I’ve had the privilege of growing our small startup to a business with over 250 employees and seven million users worldwide. And what I’ve learned from being a founder all these years is that people, not software, matter most. Connecting with our team and our customers is the real vision that keeps us moving forward. I believe the secret to our success lies in empathy.

bitmax2

Beyond sympathy

Our culture admires a certain business stereotype: the die-hard leaders who push the envelope and only care about themselves. But at what price? A shortage of empathy in the workplace accounts for an increasing lack of employee engagement, which impacts productivity. This costs businesses more than $600 billion per year.

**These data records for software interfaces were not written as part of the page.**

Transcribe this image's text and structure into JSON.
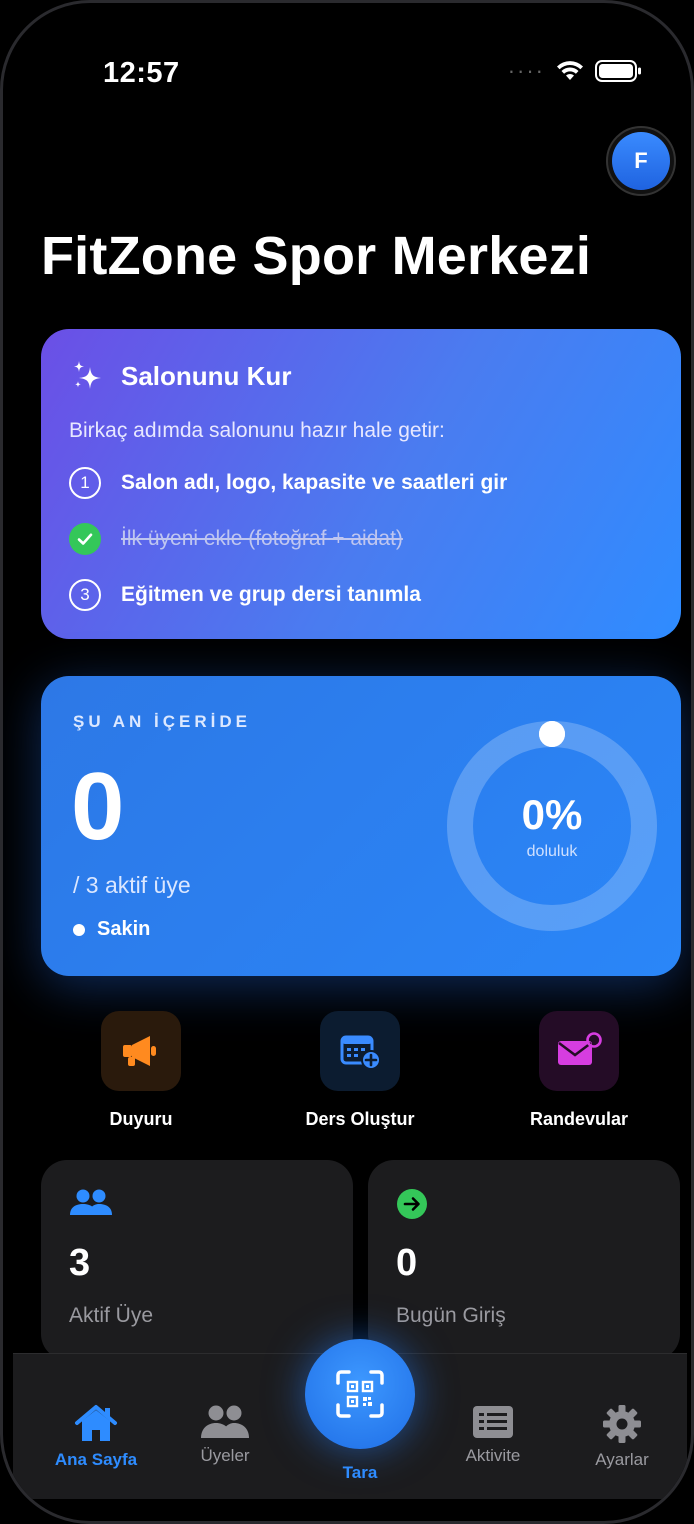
{
  "status": {
    "time": "12:57"
  },
  "avatar": {
    "initial": "F"
  },
  "page": {
    "title": "FitZone Spor Merkezi"
  },
  "setup": {
    "title": "Salonunu Kur",
    "description": "Birkaç adımda salonunu hazır hale getir:",
    "steps": [
      {
        "number": "1",
        "label": "Salon adı, logo, kapasite ve saatleri gir",
        "done": false
      },
      {
        "number": "2",
        "label": "İlk üyeni ekle (fotoğraf + aidat)",
        "done": true
      },
      {
        "number": "3",
        "label": "Eğitmen ve grup dersi tanımla",
        "done": false
      }
    ]
  },
  "occupancy": {
    "label": "ŞU AN İÇERİDE",
    "count": "0",
    "subtitle": "/ 3 aktif üye",
    "status": "Sakin",
    "percent_text": "0%",
    "percent_caption": "doluluk",
    "fill_percent": 0
  },
  "quick_actions": [
    {
      "label": "Duyuru",
      "icon": "megaphone-icon",
      "color": "#ff8a1f"
    },
    {
      "label": "Ders Oluştur",
      "icon": "calendar-add-icon",
      "color": "#3a8bff"
    },
    {
      "label": "Randevular",
      "icon": "envelope-badge-icon",
      "color": "#d63de0"
    }
  ],
  "stats": [
    {
      "value": "3",
      "label": "Aktif Üye",
      "icon": "people-icon",
      "color": "#2e8cff"
    },
    {
      "value": "0",
      "label": "Bugün Giriş",
      "icon": "arrow-right-circle-icon",
      "color": "#34c759"
    }
  ],
  "tabs": [
    {
      "label": "Ana Sayfa",
      "icon": "house-icon",
      "active": true
    },
    {
      "label": "Üyeler",
      "icon": "people-icon",
      "active": false
    },
    {
      "label": "Tara",
      "icon": "qr-scan-icon",
      "active": false
    },
    {
      "label": "Aktivite",
      "icon": "list-icon",
      "active": false
    },
    {
      "label": "Ayarlar",
      "icon": "gear-icon",
      "active": false
    }
  ],
  "colors": {
    "accent": "#2e8cff",
    "card_bg": "#1c1c1e"
  }
}
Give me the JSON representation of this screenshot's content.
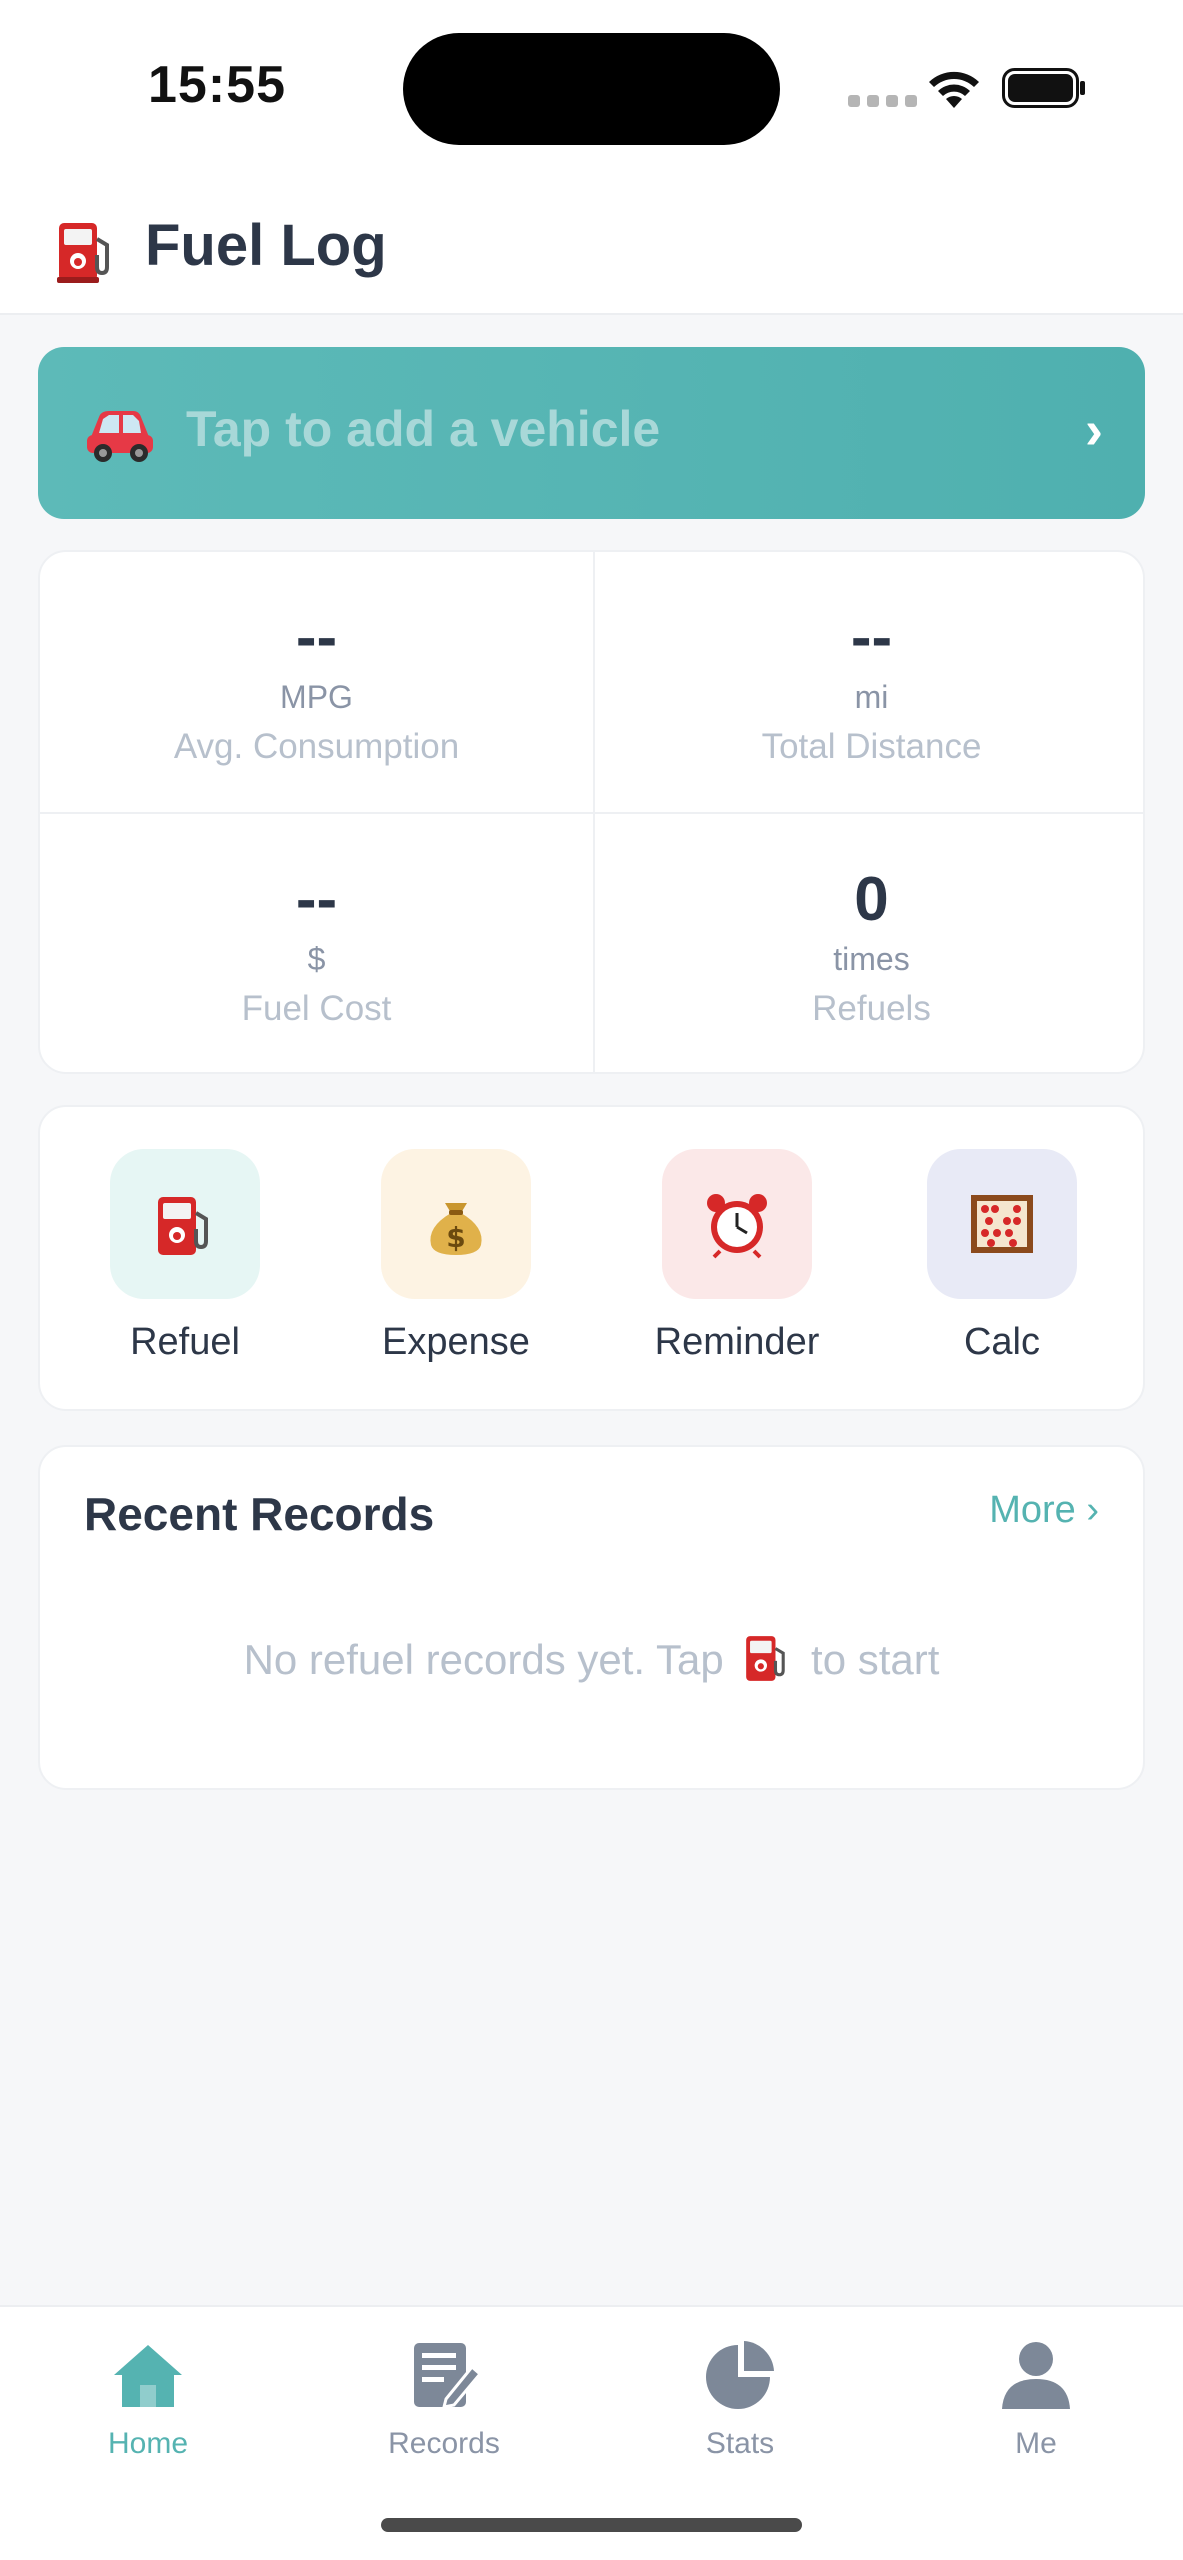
{
  "status_bar": {
    "time": "15:55"
  },
  "header": {
    "title": "Fuel Log",
    "icon": "fuel-pump-icon"
  },
  "vehicle_banner": {
    "text": "Tap to add a vehicle",
    "icon": "car-icon",
    "chevron": "›"
  },
  "stats": [
    {
      "value": "--",
      "unit": "MPG",
      "label": "Avg. Consumption"
    },
    {
      "value": "--",
      "unit": "mi",
      "label": "Total Distance"
    },
    {
      "value": "--",
      "unit": "$",
      "label": "Fuel Cost"
    },
    {
      "value": "0",
      "unit": "times",
      "label": "Refuels"
    }
  ],
  "actions": [
    {
      "label": "Refuel",
      "icon": "fuel-pump-icon",
      "tile_color": "#e6f6f4"
    },
    {
      "label": "Expense",
      "icon": "money-bag-icon",
      "tile_color": "#fdf3e3"
    },
    {
      "label": "Reminder",
      "icon": "alarm-clock-icon",
      "tile_color": "#fbe8e8"
    },
    {
      "label": "Calc",
      "icon": "abacus-icon",
      "tile_color": "#e8eaf6"
    }
  ],
  "recent_records": {
    "title": "Recent Records",
    "more": "More ›",
    "empty_before": "No refuel records yet. Tap",
    "empty_after": "to start"
  },
  "tabs": [
    {
      "label": "Home",
      "icon": "home-icon",
      "active": true
    },
    {
      "label": "Records",
      "icon": "records-icon",
      "active": false
    },
    {
      "label": "Stats",
      "icon": "pie-chart-icon",
      "active": false
    },
    {
      "label": "Me",
      "icon": "person-icon",
      "active": false
    }
  ],
  "colors": {
    "accent": "#55b3b1",
    "banner": "#52b2b1",
    "text": "#2d3748",
    "muted": "#b7c0cc"
  }
}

How does this happen? Simple: by confusing empathy with sympathy. Sympathizing — feeling sorry for an employee’s situation isn’t the same as understanding their feelings and needs, or building rapport.

Instead of becoming annoyed with their employees or commanding them to pick up the slack, effective leaders know how to express themselves by showing real concern and asking how they can improve the situation.

While valuable, sympathy is only a surface-level response that keeps you at a distance. Empathy, on the other hand, is a perspective shift — it’s genuinely imagining yourself being in the other person’s shoes, and allows you to connect on a deeper level.

Aytekin Tank

By:

Source: https://www.entrepreneur.com

GM-980x120-BIT-ENG-Banner

728x90

You’ll be much more successful with your sales and marketing efforts if you’re genuine. And how do you become more genuine? ✨👉 Empathize. Check out Bob here: https://www.instagram.com/bobbonniol/ https://bonniol.com
%d bloggers like this: